▶ _TASK BRIEF_: Print the lines below exactly as written, with none missing.

▶ _SUPPLIED INFORMATION_:

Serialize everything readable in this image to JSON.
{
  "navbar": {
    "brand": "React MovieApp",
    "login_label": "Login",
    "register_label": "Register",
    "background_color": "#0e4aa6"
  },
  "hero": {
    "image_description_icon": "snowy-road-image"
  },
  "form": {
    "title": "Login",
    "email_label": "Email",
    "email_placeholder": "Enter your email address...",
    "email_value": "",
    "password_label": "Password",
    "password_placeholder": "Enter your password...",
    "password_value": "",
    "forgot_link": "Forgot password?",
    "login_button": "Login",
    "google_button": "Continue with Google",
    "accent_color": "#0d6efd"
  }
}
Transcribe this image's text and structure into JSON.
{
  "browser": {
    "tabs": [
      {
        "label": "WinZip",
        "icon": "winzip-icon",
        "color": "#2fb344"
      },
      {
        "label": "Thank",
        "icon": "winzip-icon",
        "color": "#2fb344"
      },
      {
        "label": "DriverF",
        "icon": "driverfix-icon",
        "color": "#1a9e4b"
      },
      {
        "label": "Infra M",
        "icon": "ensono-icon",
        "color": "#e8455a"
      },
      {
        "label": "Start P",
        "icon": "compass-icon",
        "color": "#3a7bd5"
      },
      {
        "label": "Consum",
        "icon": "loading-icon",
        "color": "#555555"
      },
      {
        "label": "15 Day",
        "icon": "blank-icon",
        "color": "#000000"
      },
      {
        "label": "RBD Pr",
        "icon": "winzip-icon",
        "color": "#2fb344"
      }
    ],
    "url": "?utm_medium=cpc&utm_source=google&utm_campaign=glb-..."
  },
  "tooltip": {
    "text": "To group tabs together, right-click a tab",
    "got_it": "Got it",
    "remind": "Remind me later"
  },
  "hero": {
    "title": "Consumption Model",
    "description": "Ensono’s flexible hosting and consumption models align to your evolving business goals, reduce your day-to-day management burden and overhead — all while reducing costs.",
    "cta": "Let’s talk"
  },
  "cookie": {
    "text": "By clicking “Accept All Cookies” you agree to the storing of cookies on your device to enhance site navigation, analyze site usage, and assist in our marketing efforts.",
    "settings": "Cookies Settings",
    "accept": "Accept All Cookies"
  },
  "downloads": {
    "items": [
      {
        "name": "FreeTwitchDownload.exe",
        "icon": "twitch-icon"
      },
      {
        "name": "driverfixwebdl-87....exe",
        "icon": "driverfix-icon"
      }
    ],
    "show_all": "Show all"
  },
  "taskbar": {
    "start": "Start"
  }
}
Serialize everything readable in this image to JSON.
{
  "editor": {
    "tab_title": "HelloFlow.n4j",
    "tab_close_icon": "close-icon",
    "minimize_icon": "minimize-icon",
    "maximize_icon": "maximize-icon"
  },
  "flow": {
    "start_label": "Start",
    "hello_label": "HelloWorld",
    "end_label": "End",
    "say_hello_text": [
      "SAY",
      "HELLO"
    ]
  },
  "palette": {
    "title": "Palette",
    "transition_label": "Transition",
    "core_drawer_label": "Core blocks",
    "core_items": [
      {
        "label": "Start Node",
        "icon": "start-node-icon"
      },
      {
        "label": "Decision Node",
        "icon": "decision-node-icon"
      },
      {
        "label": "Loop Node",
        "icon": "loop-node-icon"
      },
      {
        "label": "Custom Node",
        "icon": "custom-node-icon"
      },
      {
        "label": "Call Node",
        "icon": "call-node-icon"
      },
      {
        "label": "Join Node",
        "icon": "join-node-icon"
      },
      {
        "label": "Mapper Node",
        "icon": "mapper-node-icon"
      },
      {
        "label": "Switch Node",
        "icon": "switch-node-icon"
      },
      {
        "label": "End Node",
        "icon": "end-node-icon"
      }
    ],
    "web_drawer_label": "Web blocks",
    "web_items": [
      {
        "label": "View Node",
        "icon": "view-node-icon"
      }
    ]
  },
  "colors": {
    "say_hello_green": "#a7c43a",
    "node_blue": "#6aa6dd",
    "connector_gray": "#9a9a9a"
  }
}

▶ _COMPLETED TASK_:
Serialize everything readable in this image to JSON.
{
  "navbar": {
    "brand": "React MovieApp",
    "login_label": "Login",
    "register_label": "Register",
    "background_color": "#0e4aa6"
  },
  "hero": {
    "image_description_icon": "snowy-road-image"
  },
  "form": {
    "title": "Login",
    "email_label": "Email",
    "email_placeholder": "Enter your email address...",
    "email_value": "",
    "password_label": "Password",
    "password_placeholder": "Enter your password...",
    "password_value": "",
    "forgot_link": "Forgot password?",
    "login_button": "Login",
    "google_button": "Continue with Google",
    "accent_color": "#0d6efd"
  }
}
Transcribe this image's text and structure into JSON.
{
  "browser": {
    "tabs": [
      {
        "label": "WinZip",
        "icon": "winzip-icon",
        "color": "#2fb344"
      },
      {
        "label": "Thank",
        "icon": "winzip-icon",
        "color": "#2fb344"
      },
      {
        "label": "DriverF",
        "icon": "driverfix-icon",
        "color": "#1a9e4b"
      },
      {
        "label": "Infra M",
        "icon": "ensono-icon",
        "color": "#e8455a"
      },
      {
        "label": "Start P",
        "icon": "compass-icon",
        "color": "#3a7bd5"
      },
      {
        "label": "Consum",
        "icon": "loading-icon",
        "color": "#555555"
      },
      {
        "label": "15 Day",
        "icon": "blank-icon",
        "color": "#000000"
      },
      {
        "label": "RBD Pr",
        "icon": "winzip-icon",
        "color": "#2fb344"
      }
    ],
    "url": "?utm_medium=cpc&utm_source=google&utm_campaign=glb-..."
  },
  "tooltip": {
    "text": "To group tabs together, right-click a tab",
    "got_it": "Got it",
    "remind": "Remind me later"
  },
  "hero": {
    "title": "Consumption Model",
    "description": "Ensono’s flexible hosting and consumption models align to your evolving business goals, reduce your day-to-day management burden and overhead — all while reducing costs.",
    "cta": "Let’s talk"
  },
  "cookie": {
    "text": "By clicking “Accept All Cookies” you agree to the storing of cookies on your device to enhance site navigation, analyze site usage, and assist in our marketing efforts.",
    "settings": "Cookies Settings",
    "accept": "Accept All Cookies"
  },
  "downloads": {
    "items": [
      {
        "name": "FreeTwitchDownload.exe",
        "icon": "twitch-icon"
      },
      {
        "name": "driverfixwebdl-87....exe",
        "icon": "driverfix-icon"
      }
    ],
    "show_all": "Show all"
  },
  "taskbar": {
    "start": "Start"
  }
}
Serialize everything readable in this image to JSON.
{
  "editor": {
    "tab_title": "HelloFlow.n4j",
    "tab_close_icon": "close-icon",
    "minimize_icon": "minimize-icon",
    "maximize_icon": "maximize-icon"
  },
  "flow": {
    "start_label": "Start",
    "hello_label": "HelloWorld",
    "end_label": "End",
    "say_hello_text": [
      "SAY",
      "HELLO"
    ]
  },
  "palette": {
    "title": "Palette",
    "transition_label": "Transition",
    "core_drawer_label": "Core blocks",
    "core_items": [
      {
        "label": "Start Node",
        "icon": "start-node-icon"
      },
      {
        "label": "Decision Node",
        "icon": "decision-node-icon"
      },
      {
        "label": "Loop Node",
        "icon": "loop-node-icon"
      },
      {
        "label": "Custom Node",
        "icon": "custom-node-icon"
      },
      {
        "label": "Call Node",
        "icon": "call-node-icon"
      },
      {
        "label": "Join Node",
        "icon": "join-node-icon"
      },
      {
        "label": "Mapper Node",
        "icon": "mapper-node-icon"
      },
      {
        "label": "Switch Node",
        "icon": "switch-node-icon"
      },
      {
        "label": "End Node",
        "icon": "end-node-icon"
      }
    ],
    "web_drawer_label": "Web blocks",
    "web_items": [
      {
        "label": "View Node",
        "icon": "view-node-icon"
      }
    ]
  },
  "colors": {
    "say_hello_green": "#a7c43a",
    "node_blue": "#6aa6dd",
    "connector_gray": "#9a9a9a"
  }
}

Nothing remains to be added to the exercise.